Solving Pandas KeyError: [‘Label’] not found in axis

Updated: February 21, 2024 By: Guest Contributor Post a comment


The Pandas library in Python is a powerful tool for data manipulation and analysis, but it can sometimes produce errors that are initially perplexing. One such error is the KeyError: ['Label'] not found in axis. This error can crop up when you’re trying to manipulate or access DataFrame contents using column labels or index names that Pandas cannot find. Understanding the reasons behind this error and knowing how to fix it can save you a significant amount of debugging time.

Reasons for the KeyError

Before diving into the solutions, it’s crucial to understand the common reasons that may cause this error:

  • Typing error or misspelling in the column label.
  • Attempting to access a column or index that has been removed or never existed.
  • Mismatch between intended and actual DataFrame structure.

Solution #1 – Check for Typing or Spelling Errors

One of the simplest reasons for a KeyError is a typing or spelling mistake in the column name. Ensuring the column name is spelled correctly can often resolve the issue.

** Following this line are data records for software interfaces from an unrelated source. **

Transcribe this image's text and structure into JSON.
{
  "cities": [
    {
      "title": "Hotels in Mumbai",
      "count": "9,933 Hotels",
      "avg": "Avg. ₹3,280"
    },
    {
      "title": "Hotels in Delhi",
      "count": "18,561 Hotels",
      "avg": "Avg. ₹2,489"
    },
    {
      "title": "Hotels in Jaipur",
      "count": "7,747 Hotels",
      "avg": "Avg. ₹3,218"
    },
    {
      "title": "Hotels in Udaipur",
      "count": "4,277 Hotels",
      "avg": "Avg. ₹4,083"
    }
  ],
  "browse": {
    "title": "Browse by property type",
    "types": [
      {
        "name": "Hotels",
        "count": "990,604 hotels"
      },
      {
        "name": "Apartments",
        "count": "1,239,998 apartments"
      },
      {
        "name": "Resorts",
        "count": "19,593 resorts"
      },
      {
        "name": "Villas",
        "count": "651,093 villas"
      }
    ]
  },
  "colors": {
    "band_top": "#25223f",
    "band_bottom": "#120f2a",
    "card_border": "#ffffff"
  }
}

  1. Print the list of DataFrame columns using df.columns.
  2. Verify the spelling of the intended column label.
  3. Correct any typos or errors in your code.

Code example:

import pandas as pd
data = {'Name': ['John', 'Anna'], 'Age': [28, 22]}
df = pd.DataFrame(data)
print(df.columns) # Output: Index(['Name', 'Age'], dtype='object')

Notes: This is the most straightforward fix and should always be your first step. However, it may not resolve issues stemming from deeper logical or structural problems.

Solution #2 – Explicit Column Checking

Explicitly confirm whether the DataFrame contains the specified column. This can be more reliable than simply correcting spelling mistakes, as it checks the existence of the column directly.

  1. Use if 'Label' in df.columns to check for the presence of the column.
  2. If the column exists, proceed with your operation. If not, consider adding the column or modifying your approach.

Code example:

import pandas as pd
data = {'Name': ['John', 'Anna'], 'Age': [28, 22]}
df = pd.DataFrame(data)
if 'Name' in df.columns:
    print("Column exists!")
    print("Column not found!")
# Output: Column exists!

Notes: This method ensures you do not run into errors due to a nonexistent column. However, it might add extra conditionals to your code, potentially making it less readable.

Solution #3 – Renaming Columns

If a column exists under a different name, renaming it can solve the KeyError. This is particularly useful if the DataFrame comes from an external source where you have no control over column names.

  1. Use df.rename(columns={'OldName': 'NewLabel'}) to rename the columns properly.
  2. Ensure the new name matches your intended label.

Code example:

import pandas as pd
data = {'First Name': ['John', 'Anna'], 'Age': [28, 22]}
df = pd.DataFrame(data).rename(columns={'First Name': 'Name'})
# Output:   Name  Age
#          John   28
#          Anna   22

Notes: This approach is straightforward and effective but requires you to know the exact current names of the columns. It might not be feasible if columns are dynamically named or if you’re working with a considerable number of columns.


Encountering a KeyError when working with Pandas DataFrames indicates an issue with accessing DataFrame columns. By systematically checking for typos, verifying column existence, or renaming columns as necessary, you can efficiently resolve this error. Each solution comes with its context where it’s more applicable, so understanding the nature of your DataFrame is crucial in choosing the right fix.